The U.S. Supreme Court will soon rule on a portion of federal law affecting Arizonans in ways you have not imagined.
Section 5 of the Voting Rights Act requires that certain states preclear with the U.S. Department of Justice any changes - no matter how minor - that affect voting. As my office explained in a friend of the court brief, preclearance for Arizona is irrational.
The case is brought by Alabama, with several other states joining Arizona’s brief.
The oral argument was prominent in the news last week, because of indications Section 5 would be declared unconstitutional, including a question by a justice believed to be the crucial Supreme Court vote. He asked whether Alabama today is an “independent sovereign” or whether it must live “under the trusteeship of the United States government.”
The Voting Rights Act of 1965 required preclearance only from states in the Deep South that had a history of voting discrimination against African-Americans.
When the Supreme Court considered the constitutionality of preclearance, it recognized that preclearance was a severe remedy, but the court approved it for a limited time due to the severity of the discrimination that had occurred.
In 1975, the act was amended to include “language minorities.” Any state that had a population of more than 5% belonging to a language minority and that did not have bilingual ballots by 1972 would be an included state.

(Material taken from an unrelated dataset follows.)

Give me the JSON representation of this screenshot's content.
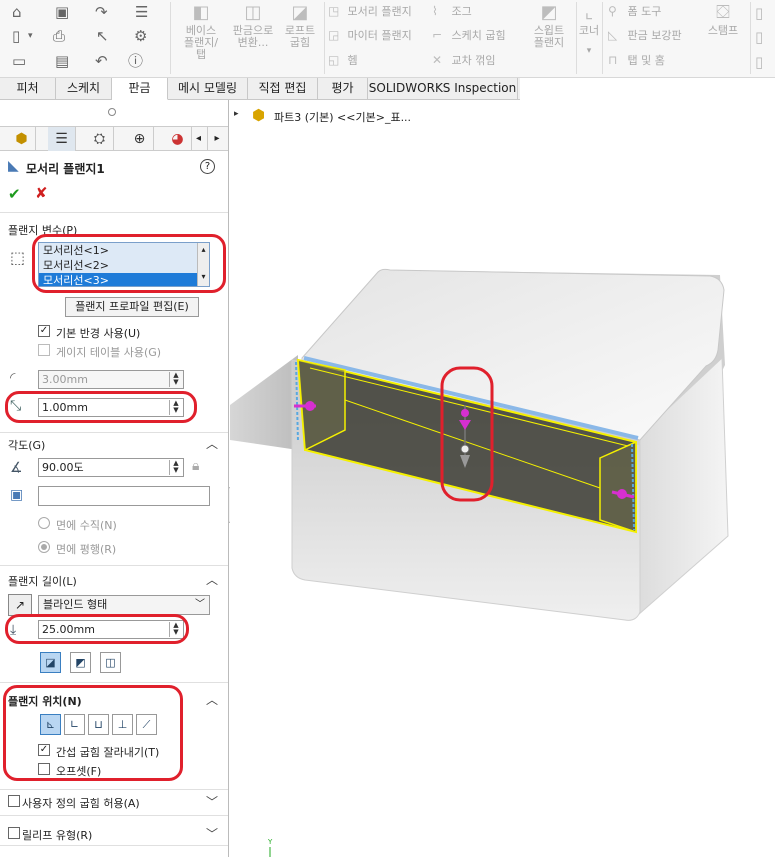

This amendment was reverse-engineered to take in Arizona, which adopted bilingual ballots in 1974, not 1972. Now, more than a third of a century later, we are still being punished for having adopted bilingual ballots in 1974, rather than in 1972.
The definition of language minorities was completely irrational. Less than 2% of our citizens can truly be considered to belong to a language minority. They got the figure of over 5% by including everyone with a Hispanic last name.
Many people with Hispanic last names have a perfect command of English. To consider them (with most of the 5%) as part of a “language minority” needing special protection against voting discrimination is absurd.
A change as trivial as moving a precinct across the street must be precleared by the Justice Department. Because voter registration is offered on driver’s license applications, every voting change to driver’s license applications must be precleared, which is, a huge administrative burden.
About 40 to 50 Arizona laws must be precleared each year, and the Justice Department form is detailed.
Two lawyers and a paralegal in my office spend their full time on these applications during part of the year, when their time can be much better spent fighting crime.
If, as Alabama and Arizona have urged, Section 5 is declared unconstitutional, people can still bring lawsuits under Section 2 for any alleged discrimination. But the huge and expensive administrative burden of preclearance, which humiliates Arizona by making it say, “Mother may I?” to the federal government every time it wants to change some remarkably minor laws, will have been eliminated.
Tom Horne is attorney general of Arizona.
Article originally printed here on AZ Central.